Male victims of domestic abuse. There remains an unacceptable stigma attached to male victims of domestic abuse and often they cannot get access to the help and support that they need. According to certain statistics, one-third of all victims of domestic abuse are male. Yet, what we see in practice is very little support for these victims. Click here to read a helpful factsheet produced by the Mankind Initiative.
More examples coming soon.
We consider relevant issues affecting men both from a civil and criminal law perspective.
e.g. false allegations. Statistically, men are at higher risk of becoming a victim of false allegations. The impact that this can have on an individual’s life is immense and cannot be understated.
Click here for a link to an external resource which has some good information on this issue.
We have an interest in International Parental Child Abduction. This is where a child is removed from their normal place of residence by one parent and taken (or abducted) to another country without the knowledge or consent of the other parent. In these types of cases, it is men who are at a higher risk of having their child abducted by the other parent according to a study carried out by Reunite, the UK’s leading charity on this issue.

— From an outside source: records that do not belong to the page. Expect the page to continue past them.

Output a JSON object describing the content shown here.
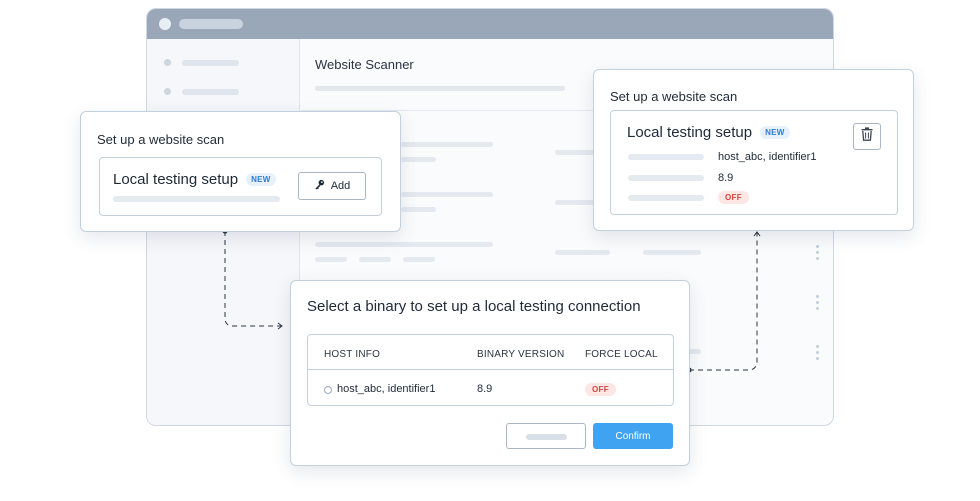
{
  "background_app": {
    "title": "Website Scanner"
  },
  "left_card": {
    "title": "Set up a website scan",
    "setup_title": "Local testing setup",
    "badge": "NEW",
    "add_button_label": "Add",
    "add_icon": "key-icon"
  },
  "right_card": {
    "title": "Set up a website scan",
    "setup_title": "Local testing setup",
    "badge": "NEW",
    "host_info": "host_abc, identifier1",
    "binary_version": "8.9",
    "force_local": "OFF",
    "delete_icon": "trash-icon"
  },
  "binary_dialog": {
    "title": "Select a binary to set up a local testing connection",
    "columns": [
      "HOST INFO",
      "BINARY VERSION",
      "FORCE LOCAL"
    ],
    "rows": [
      {
        "host_info": "host_abc, identifier1",
        "binary_version": "8.9",
        "force_local": "OFF"
      }
    ],
    "confirm_label": "Confirm"
  },
  "colors": {
    "accent": "#3fa3f2",
    "badge_new": "#2c7cd6",
    "badge_off": "#d0463f",
    "titlebar": "#9aa7b8"
  }
}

Our CEO has lobbied the Scottish Government to close certain loopholes existing in Scotland on this issue to help protect children and parents in Scotland against this form of child abuse. Mainstream press reports are available online.
More examples coming soon.
General Social issues
e.g we have an interest in exploring issues around the unfair treatment of men in society and within the justice system.
We also recognise that sometimes for men the daily grind can just become too much, whether it is the result of certain pressures in life; stress and anxiety; money and financial problems; debt; unemployment; welfare and benefits; problems with other people etc. Sometimes they just need somewhere to turn to for a bit of support through a tough time.
How can we help?
We are here to help! We recognise that sometimes a small helping hand can make a big difference. We are here as a port of a call to help and support men who have fallen on hard times and are suffering hardship.
Through our website and our digital presence, we aim to provide useful information on our areas of focus. From time to time, we may also publish relevant articles and link to reliable sources also covering our areas of focus, and in turn raise awareness on certain topics and provide support in dealing with relevant issues.
We also have a section for blog stories, where we can publish real life stories (safely and anonymously) to help raise awareness of certain issues and positively inspire those going through difficult times.
In addition, our Trustees come from a good mix of professional backgrounds and have a lot of experience in their particular area of expertise. They are always willing to help wherever they can. Together with our wider network, we can help you to get the support that you need.
In the near future, we aim to provide an online interactive forum where users can interact safely in a non-judgemental environment and share their thoughts, experiences and receive moral support through hard times they are facing.
You can reach out to us and we will always do our best to help.
We also have a frontline support service available, the details of which are set out below.
Overview of our frontline support: how it works
2. We receive your enquiry.
We aim to issue
An acknowledgement within 24-48 hours.
3. We review your enquiry.
We shall review your enquiry with the utmost care and compassion and assess how we can help.
we may ask to speak to you to discuss your enquiry further if we require more details.
4. Our Initial Response.
- we provide our initial response to your enquiry.
- we outline how we can help and support you.
- we send you our onboarding form
You send us your completed onboarding form
6. Assign to caseworker.
We complete your onboarding and assign a caseworker to provide you with assistance and support in line with our current available resources.
7. Partner Organisations.
We may refer you to or work with partner organisations and agencies as part of delivering the provision of our help and support.